What’s The Hoopla – Film BA Pass
The heroine breathing heavily, her bosom heaving with each breath she takes, the hero staring at her intensely, both running towards each other, embracing, a song sequence intercut with shots of the guy and the girl making out on a bed with a blanket covering all but their faces. This is the basic template of sex scenes in Indian films. What answers do we have to their 9 ½ Weeks and Last Tango in Paris and The Dreamers? Only a few – Kama Sutra, Fire. Point in case being, though Bollywood, in the recent years has become mature enough to show bold scenes, it is yet to perfect the art of showing mature sex scenes on screen.
Mainstream films have shunned sex for fear of losing their audience. When I say sex in cinema, I don’t mean gratuitous porn, but adult-oriented films that have a strong story with equally strong characters, films that don’t contain explicit scenes just because they can. I vividly remember, when I saw Dev D. for the first time. Here was a film that made no bones about how sexually progressive it was.

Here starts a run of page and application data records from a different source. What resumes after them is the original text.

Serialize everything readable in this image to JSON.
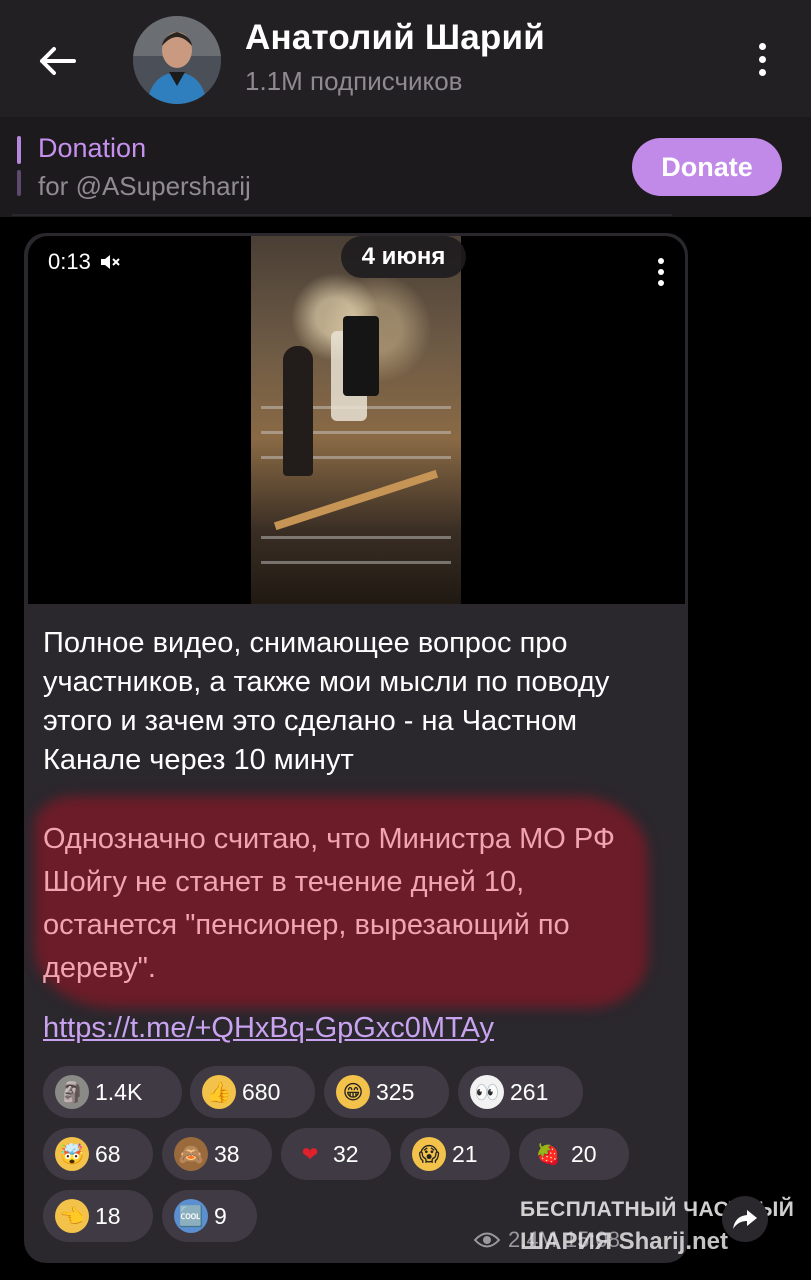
{
  "header": {
    "channel_name": "Анатолий Шарий",
    "subscribers": "1.1M подписчиков"
  },
  "pinned": {
    "title": "Donation",
    "subtitle": "for @ASupersharij",
    "button_label": "Donate"
  },
  "video": {
    "duration": "0:13",
    "date_label": "4 июня"
  },
  "message": {
    "text": "Полное видео, снимающее вопрос про участников, а также мои мысли по поводу этого и зачем это сделано - на Частном Канале через 10 минут",
    "highlighted_text": "Однозначно считаю, что Министра МО РФ Шойгу не станет в течение дней 10, останется \"пенсионер, вырезающий по дереву\".",
    "link": "https://t.me/+QHxBq-GpGxc0MTAy"
  },
  "reactions": [
    {
      "icon": "moai-icon",
      "glyph": "🗿",
      "count": "1.4K"
    },
    {
      "icon": "thumbs-up-icon",
      "glyph": "👍",
      "count": "680"
    },
    {
      "icon": "grin-icon",
      "glyph": "😁",
      "count": "325"
    },
    {
      "icon": "eyes-icon",
      "glyph": "👀",
      "count": "261"
    },
    {
      "icon": "exploding-head-icon",
      "glyph": "🤯",
      "count": "68"
    },
    {
      "icon": "see-no-evil-icon",
      "glyph": "🙈",
      "count": "38"
    },
    {
      "icon": "heart-icon",
      "glyph": "❤",
      "count": "32"
    },
    {
      "icon": "scream-icon",
      "glyph": "😱",
      "count": "21"
    },
    {
      "icon": "strawberry-icon",
      "glyph": "🍓",
      "count": "20"
    },
    {
      "icon": "pointing-hand-icon",
      "glyph": "👈",
      "count": "18"
    },
    {
      "icon": "cool-icon",
      "glyph": "🆒",
      "count": "9"
    }
  ],
  "footer": {
    "views": "2.4M",
    "time": "15:08",
    "watermark_line1": "БЕСПЛАТНЫЙ ЧАСТНЫЙ",
    "watermark_line2": "ШАРИЯ Sharij.net"
  }
}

Just when I thought we had seen some improvement in terms of seeing sex or suggested sex on screen here comes a film that pushes the boundaries even further. Director Ajay Bahl’s B.A. Pass, an erotic thriller, is an adaptation of the short story The Railway Aunty (included in his second book Delhi Noir) by Mohan Sikka. And guess what, the trailer looks incredibly good. If the short story is anything to go by, we are in for a delicious treat. The Railway Aunty/B.A. Pass tells the story of a youngster Mukesh who inadvertently gets tricked into prostituting himself to older women. This is what I am talking about – filmmakers attempting to tell stories that are meant for adults, stories that are not dumbed down by pretension and shame.
Dubbed as “India’s first erotic drama”, BA Pass has apparently twenty two minutes of sexually explicit scenes. It has already garnered awards in the international circuit. In 2012, at Osian’s Cinefan Festival of Asian and Arab Cinema, it bagged the best film award in Indian Competition as well as a best actor award for Shadab Kamal. It was also voted as the best film by French Audience (The Prix Du Public) at the South Asian Film Festival in January, 2013.
So, the bigger question is, are Indian films ready to show us sex on screen like it was meant to be? It’s a long way to go before we can even think of something like Lars Von Trier and what he did with Zentropa. But the time has come. It looks like a start of a new era and I believe we are ready for bit of good, ol’ sex on screen.